The damaged economy has claimed one bookstore before it even had a chance to get going. According to the Rockford, Mich., Independent, a "planned bookstore in downtown Rockford is not going to happen as a result of the recent volatility in the financial market."
Amanda Hall "was trying to get a business loan," said Tom Cronkright, owner of the building where Page One Bookstore and Café was to be located. "When the credit market started to tighten she got caught up in it. She was absolutely disappointed. It's one of those things where you look back but you can't control what happened."
The Chicago International Remainder and Overstock Book Exposition (CIROBE) takes place next week, October 24-26, in Chicago, Ill.
"Our exhibitors are really strong, including a lot of new ones," Chelsea Nash, show coordinator, told Bargain Book News. "Twenty-five percent of those displaying this year were not here last year. Several large vendors including Kudzu, Paragon and Publications International are lost, but we seem to have made it up in a lot of smaller exhibitors."
BBN reported that "the economy is affecting trade show attendance and a lot of people are making decisions later than earlier to attend."
There used to be a hard number a month out," said show owner Marshall Smith, "but not anymore--more registrations appear at the end."
"Last year we had about as many register at the door as preregistered," Nash added. "We are also seeing few people per company (attendees), which could be a cost saving measure, but we are not seeing any pattern really."
From the very funny, but "not a book trailer," department at Boing Boing: "John Hodgman's new book More Information than You Require hits the streets on October 21, but by no means is today's episode of Boing Boing tv any sort of, oh, how do the marketing people say it--it's not a book trailer, and it is by no means a promotional vehicle for said book."

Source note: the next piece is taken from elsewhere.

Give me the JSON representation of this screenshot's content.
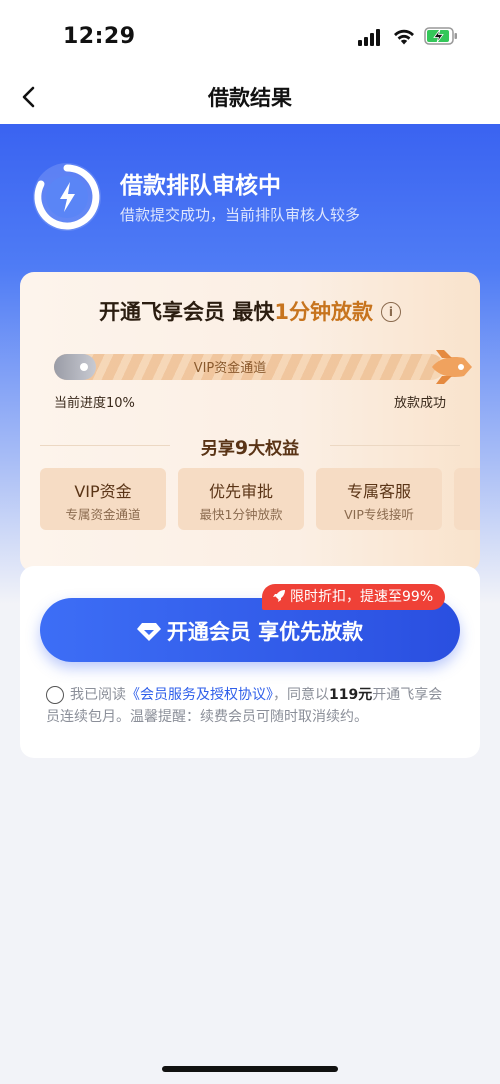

And just so there's no promotional misunderstanding, the article also ends with this proviso: "(Serious face: this episode isn't an ad, we're just ridiculously hardcore fans of Hodgman. Watch our trufan-trailer here, then, seriously, go buy the book)."
Cyberpunk chic? Author William Gibson "has lent his name to some very cool bags and jackets (and sneakers)," according to Boing Boing. "The products are a joint effort of two Japanese firms, bag company Porter, and Buzz Rickson, remakers of vintage military clothing."
Journalist Roberto Saviano, author of Gomorra--a nonfiction book about the Naples Mafia that has sold more than 1.2 million copies and been adapted into a play and film--plans to leave Italy because of threats on his life, according to Reuters (via the New York Times).
Woman of Letters: , an exhibition on view until March 22, 2009 at New York's Museum of Jewish Heritage, is "a solemn show," according to and Suite FrancaiseBloomberg. Items on display include the author's manuscript for Suite Francaise--a "handwritten draft, crammed with tiny blue script on unlined notebook paper"--as well as "photographs that capture y's wide smile and empathetic eyes" and "correspondence, clippings and video interviews."